There’s a lot of hype surrounding the ketogenic diet lately, and people have been using it for everything from weight loss to diabetes. Here’s the low down on this popular diet.
What exactly is a “keto” diet?
A true ketogenic diet is one that is very high in fat, low in protein, and very low in carbohydrates. It is typically comprised of about 80% fat, 15% protein and 5% carbohydrate. Ketogenic diets typically restrict carbs to less than 50 grams of carbohydrate per day, although the exact amount of carb restriction needed to enter ketosis varies depending on the person. Most people will see results with carb restriction in the 20-50 gram range.
The nuts and bolts:
Due to its high fat content, a ketogenic diet basically mimics “starvation” mode in the body since it cuts off our preferred energy supply from carbs and forces the body to tap into its fat stores and burn fat for energy, rather than stored carbohydrate found in our muscles, liver, and other organs. Glucose, or sugar, from carbohydrates is the body’s preferred energy source, and it will do anything it can to turn the nutrients we eat into sugar if stores are low. Even protein foods get turned into glucose if the body needs it. The glucose that we don’t either burn off or utilize for metabolic functions in our liver, brain, muscles, and other vital organs gets turned to fat. When the body does not get enough glucose, either from periods of starvation, or in this case, a carb-restricted ketogenic diet, it is forced to tap into its fat stores for energy and start burning ketone bodies.
Ketone bodies are acidic and change the pH of your blood. Thus, it takes the body some time to adjust to this new way of burning fuel. You may have heard this referred to as “keto-adaptation” or getting the “keto flu.” The keto flu is essentially your body getting used to burning ketones instead of glucose, and it can last anywhere from a few days to a few weeks. It is very important to stay hydrated during this process as elevated blood ketones can cause fatigue, headaches, difficulty concentrating, and dehydration. Typically, once the body adapts to a high fat, low carb and low protein diet, it will enter nutritional ketosis and stay relatively stable. To make sure you’re truly in ketosis, you can pick up urine ketone strips over the counter at any major drugstore.
I’ve heard that ketoacidosis is bad. What’s that all about?
Sometimes ketone bodies can lead to metabolic acidosis. This only occurs in individuals with diabetes whose bodies make very little insulin. This life-threatening condition is called ketoacidosis and will quickly lead to the emergency room. Ketoacidosis is metabolic derailment caused by lack of insulin, and it’s very different than nutritional ketosis. In nutritional ketosis resulting from a ketogenic diet, blood ketone levels will never be high enough to be dangerous. Although ketogenic diets can significantly improve blood sugar control in some diabetics (thanks to their low carb content), those who rely on insulin as their only source of medication should consult their healthcare provider before starting a ketogenic diet, as they will require close monitoring to ensure they reach nutritional ketosis, and not ketoacidosis.

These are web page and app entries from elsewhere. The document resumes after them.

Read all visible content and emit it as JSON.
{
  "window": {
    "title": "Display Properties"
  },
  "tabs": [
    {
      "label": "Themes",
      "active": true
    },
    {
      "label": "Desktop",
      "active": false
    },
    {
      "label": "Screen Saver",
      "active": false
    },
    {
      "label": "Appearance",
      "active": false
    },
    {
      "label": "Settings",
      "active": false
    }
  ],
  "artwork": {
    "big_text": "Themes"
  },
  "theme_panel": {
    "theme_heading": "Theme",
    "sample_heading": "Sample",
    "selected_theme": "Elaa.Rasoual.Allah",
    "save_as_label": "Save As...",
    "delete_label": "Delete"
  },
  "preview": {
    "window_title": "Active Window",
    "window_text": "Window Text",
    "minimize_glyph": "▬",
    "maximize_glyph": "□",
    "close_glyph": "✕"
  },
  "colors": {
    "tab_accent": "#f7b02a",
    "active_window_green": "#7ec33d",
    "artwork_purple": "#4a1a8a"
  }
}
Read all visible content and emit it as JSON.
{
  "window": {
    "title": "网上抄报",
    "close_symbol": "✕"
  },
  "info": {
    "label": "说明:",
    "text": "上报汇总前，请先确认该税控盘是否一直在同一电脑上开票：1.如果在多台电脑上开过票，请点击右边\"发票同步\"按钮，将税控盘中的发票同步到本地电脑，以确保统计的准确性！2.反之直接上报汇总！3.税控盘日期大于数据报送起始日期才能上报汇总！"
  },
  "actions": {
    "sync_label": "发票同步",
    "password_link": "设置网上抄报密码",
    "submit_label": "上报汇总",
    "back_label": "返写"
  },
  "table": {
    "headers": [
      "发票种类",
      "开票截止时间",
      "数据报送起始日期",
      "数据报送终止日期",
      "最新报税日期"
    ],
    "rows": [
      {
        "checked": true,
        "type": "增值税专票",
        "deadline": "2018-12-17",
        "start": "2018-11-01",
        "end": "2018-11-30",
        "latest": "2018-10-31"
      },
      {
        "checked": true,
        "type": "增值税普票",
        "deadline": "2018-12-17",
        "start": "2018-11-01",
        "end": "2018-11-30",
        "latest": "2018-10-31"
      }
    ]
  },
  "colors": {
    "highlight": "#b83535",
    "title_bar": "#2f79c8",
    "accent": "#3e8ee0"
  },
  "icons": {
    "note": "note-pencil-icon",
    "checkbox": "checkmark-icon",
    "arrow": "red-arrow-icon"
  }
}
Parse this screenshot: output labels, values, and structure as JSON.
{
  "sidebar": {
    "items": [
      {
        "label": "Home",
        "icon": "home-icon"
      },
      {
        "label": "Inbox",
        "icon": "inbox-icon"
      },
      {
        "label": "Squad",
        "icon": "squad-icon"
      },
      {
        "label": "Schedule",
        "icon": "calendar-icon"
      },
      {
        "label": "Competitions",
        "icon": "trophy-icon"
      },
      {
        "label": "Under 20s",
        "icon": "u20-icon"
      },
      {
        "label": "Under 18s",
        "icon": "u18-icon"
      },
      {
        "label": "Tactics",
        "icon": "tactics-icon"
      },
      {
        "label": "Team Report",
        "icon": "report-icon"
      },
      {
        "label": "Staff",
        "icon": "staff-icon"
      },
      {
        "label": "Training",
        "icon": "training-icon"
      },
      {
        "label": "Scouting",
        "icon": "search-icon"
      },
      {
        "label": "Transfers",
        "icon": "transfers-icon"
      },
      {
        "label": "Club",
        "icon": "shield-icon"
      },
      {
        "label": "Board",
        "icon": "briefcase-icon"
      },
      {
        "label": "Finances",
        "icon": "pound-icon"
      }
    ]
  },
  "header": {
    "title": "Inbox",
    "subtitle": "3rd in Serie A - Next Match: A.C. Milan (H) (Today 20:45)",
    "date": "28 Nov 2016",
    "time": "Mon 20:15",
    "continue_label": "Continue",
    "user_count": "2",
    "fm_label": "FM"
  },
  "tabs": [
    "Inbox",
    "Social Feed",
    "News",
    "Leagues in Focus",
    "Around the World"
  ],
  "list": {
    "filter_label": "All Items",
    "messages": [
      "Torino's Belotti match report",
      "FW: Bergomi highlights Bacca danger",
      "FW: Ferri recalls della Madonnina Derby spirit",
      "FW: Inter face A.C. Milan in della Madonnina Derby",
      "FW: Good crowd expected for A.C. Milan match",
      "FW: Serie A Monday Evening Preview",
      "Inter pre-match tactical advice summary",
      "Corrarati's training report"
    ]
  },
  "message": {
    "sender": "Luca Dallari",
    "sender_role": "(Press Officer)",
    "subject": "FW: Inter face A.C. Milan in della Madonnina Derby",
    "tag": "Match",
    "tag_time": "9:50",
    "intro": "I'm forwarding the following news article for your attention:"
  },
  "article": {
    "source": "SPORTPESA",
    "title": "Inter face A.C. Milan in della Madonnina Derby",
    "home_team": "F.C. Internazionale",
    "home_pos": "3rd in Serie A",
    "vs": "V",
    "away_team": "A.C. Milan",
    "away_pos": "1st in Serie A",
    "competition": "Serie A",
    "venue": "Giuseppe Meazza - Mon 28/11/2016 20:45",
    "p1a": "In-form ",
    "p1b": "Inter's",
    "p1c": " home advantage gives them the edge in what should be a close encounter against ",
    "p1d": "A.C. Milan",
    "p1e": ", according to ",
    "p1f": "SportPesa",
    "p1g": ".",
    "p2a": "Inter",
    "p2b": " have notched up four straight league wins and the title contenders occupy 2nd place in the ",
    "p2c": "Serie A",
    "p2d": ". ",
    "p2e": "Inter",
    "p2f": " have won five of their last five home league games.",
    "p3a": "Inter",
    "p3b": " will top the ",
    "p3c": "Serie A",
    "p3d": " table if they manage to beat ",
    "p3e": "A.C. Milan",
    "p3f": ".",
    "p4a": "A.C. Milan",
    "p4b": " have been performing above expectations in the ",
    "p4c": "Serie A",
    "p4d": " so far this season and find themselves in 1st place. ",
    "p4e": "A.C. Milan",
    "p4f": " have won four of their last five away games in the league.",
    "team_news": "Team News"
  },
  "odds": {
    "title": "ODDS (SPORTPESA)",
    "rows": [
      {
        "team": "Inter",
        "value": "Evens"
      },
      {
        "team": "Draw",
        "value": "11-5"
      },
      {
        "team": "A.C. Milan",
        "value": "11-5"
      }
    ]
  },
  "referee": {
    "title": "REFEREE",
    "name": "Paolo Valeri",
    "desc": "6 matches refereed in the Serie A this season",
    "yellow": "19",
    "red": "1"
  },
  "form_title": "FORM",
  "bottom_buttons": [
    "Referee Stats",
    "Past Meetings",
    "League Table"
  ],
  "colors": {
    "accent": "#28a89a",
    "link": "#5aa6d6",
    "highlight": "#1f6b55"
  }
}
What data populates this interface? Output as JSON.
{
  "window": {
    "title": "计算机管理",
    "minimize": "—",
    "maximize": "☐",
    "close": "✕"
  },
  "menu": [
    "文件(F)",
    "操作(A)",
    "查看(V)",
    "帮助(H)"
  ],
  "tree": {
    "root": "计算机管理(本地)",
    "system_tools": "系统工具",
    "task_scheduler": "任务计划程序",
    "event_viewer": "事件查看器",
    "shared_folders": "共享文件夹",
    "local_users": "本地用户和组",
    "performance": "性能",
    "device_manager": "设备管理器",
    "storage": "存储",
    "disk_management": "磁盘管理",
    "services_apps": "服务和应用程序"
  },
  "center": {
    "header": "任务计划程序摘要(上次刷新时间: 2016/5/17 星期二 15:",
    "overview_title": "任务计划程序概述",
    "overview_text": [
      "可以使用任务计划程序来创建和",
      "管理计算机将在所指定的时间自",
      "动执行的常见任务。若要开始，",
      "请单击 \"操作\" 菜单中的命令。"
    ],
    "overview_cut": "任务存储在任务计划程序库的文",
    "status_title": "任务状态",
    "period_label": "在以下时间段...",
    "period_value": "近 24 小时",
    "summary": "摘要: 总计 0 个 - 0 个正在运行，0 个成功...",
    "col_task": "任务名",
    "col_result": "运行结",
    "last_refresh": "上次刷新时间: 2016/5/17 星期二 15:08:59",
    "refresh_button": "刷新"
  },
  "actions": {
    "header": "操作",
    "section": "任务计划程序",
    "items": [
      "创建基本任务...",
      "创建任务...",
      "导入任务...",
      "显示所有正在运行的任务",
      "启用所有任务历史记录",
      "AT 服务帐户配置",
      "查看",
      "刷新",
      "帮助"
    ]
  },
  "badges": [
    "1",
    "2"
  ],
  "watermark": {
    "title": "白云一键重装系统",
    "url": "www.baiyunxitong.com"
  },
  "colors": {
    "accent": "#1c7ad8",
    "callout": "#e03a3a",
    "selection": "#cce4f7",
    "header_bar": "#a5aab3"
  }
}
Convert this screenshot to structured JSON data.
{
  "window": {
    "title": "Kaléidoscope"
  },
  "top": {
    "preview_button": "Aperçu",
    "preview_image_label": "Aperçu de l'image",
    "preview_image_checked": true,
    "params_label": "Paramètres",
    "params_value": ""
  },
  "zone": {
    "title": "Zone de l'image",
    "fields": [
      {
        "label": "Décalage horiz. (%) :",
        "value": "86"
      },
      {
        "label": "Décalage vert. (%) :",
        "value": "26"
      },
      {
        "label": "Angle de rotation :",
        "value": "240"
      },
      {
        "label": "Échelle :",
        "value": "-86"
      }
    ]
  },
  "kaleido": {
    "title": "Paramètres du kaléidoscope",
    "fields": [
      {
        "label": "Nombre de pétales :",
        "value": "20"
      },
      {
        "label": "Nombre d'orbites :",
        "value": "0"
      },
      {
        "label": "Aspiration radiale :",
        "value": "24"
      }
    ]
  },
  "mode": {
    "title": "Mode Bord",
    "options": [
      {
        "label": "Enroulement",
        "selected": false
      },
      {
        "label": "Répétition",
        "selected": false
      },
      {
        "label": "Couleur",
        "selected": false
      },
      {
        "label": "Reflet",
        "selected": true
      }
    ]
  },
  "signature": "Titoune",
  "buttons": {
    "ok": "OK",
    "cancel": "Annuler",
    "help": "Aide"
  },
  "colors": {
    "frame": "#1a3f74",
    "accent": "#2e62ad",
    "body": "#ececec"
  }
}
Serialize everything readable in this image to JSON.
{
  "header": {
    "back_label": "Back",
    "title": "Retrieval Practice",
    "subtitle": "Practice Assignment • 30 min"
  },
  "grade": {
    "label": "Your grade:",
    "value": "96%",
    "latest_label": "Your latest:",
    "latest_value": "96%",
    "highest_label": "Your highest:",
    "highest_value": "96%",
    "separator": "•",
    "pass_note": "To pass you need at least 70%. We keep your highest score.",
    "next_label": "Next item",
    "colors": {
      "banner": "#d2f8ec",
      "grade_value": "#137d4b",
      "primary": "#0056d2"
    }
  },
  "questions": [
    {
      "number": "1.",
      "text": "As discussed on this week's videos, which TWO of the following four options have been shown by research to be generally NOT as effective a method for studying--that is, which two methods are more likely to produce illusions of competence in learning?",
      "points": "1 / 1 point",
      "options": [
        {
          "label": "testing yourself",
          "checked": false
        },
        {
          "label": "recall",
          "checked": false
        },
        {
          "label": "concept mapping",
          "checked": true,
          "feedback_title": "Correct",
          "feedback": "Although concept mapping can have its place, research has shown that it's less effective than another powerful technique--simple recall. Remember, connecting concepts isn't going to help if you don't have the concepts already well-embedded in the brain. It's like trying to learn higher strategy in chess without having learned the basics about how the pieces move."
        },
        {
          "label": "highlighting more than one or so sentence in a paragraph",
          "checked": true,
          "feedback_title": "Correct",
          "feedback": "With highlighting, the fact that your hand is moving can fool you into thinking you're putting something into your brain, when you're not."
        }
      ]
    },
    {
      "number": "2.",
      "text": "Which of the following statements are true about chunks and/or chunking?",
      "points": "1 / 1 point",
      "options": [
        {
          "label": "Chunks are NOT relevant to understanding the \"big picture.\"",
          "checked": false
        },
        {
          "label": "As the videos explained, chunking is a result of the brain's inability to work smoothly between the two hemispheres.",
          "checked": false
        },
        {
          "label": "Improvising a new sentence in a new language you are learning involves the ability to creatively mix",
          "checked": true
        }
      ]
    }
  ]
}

All in all, here are the pros and cons:
Rapid initial weight loss is a notable benefit (but weight loss will likely plateau after a while)
Improvements in blood sugar control and potentially improvements in insulin resistance
Reduction in appetite due to the satiating factor of fat (it empties slower from the stomach)
Health in the long haul remains unknown in regards to ketogenic diets and heart disease, kidney health, liver disease, and insulin resistance. We definitely need more research in this area!
Perfectly healthy foods get the kibosh - fruits and certain types of vegetables are no-no’s on a keto diet. Thus, you’ll need to take a good quality multi vitamin supplement and make sure you’re consuming supporting nutrients to actually keep you in ketosis
Ketogenic diets are low in fiber (the diet eliminates most fruits, beans, legumes, all grains, and many vegetables), so you may need to take a fiber supplement
A high fat diet may be disrupt the delicate balance of healthy bacteria in the gut (known as the gut microbiome) because it lacks prebiotic-rich foods
Quality of life - ketogenic diets are incredibly restrictive and hard to follow
The final verdict:
A ketogenic diet can promote weight loss and be beneficial in the treatment of type 2 diabetes, but should be carefully planned to ensure adequate nutrient intakes and a good balance of healthy fats, especially if you have a history of heart disease. Too often, I see keto-crazed folks piling up on bacon, fried foods, mayonnaise, and the list goes on. A ketogenic diet can be done correctly (think avocados, nuts, fish, unsweetened full fat Greek yogurt, organic eggs, olive oil, and coconut oil).Typically, these types of very restrictive diets work best only in the most motivated individuals. Be cautious of diets that completely eliminate whole food groups. And remember – all foods fit in moderation.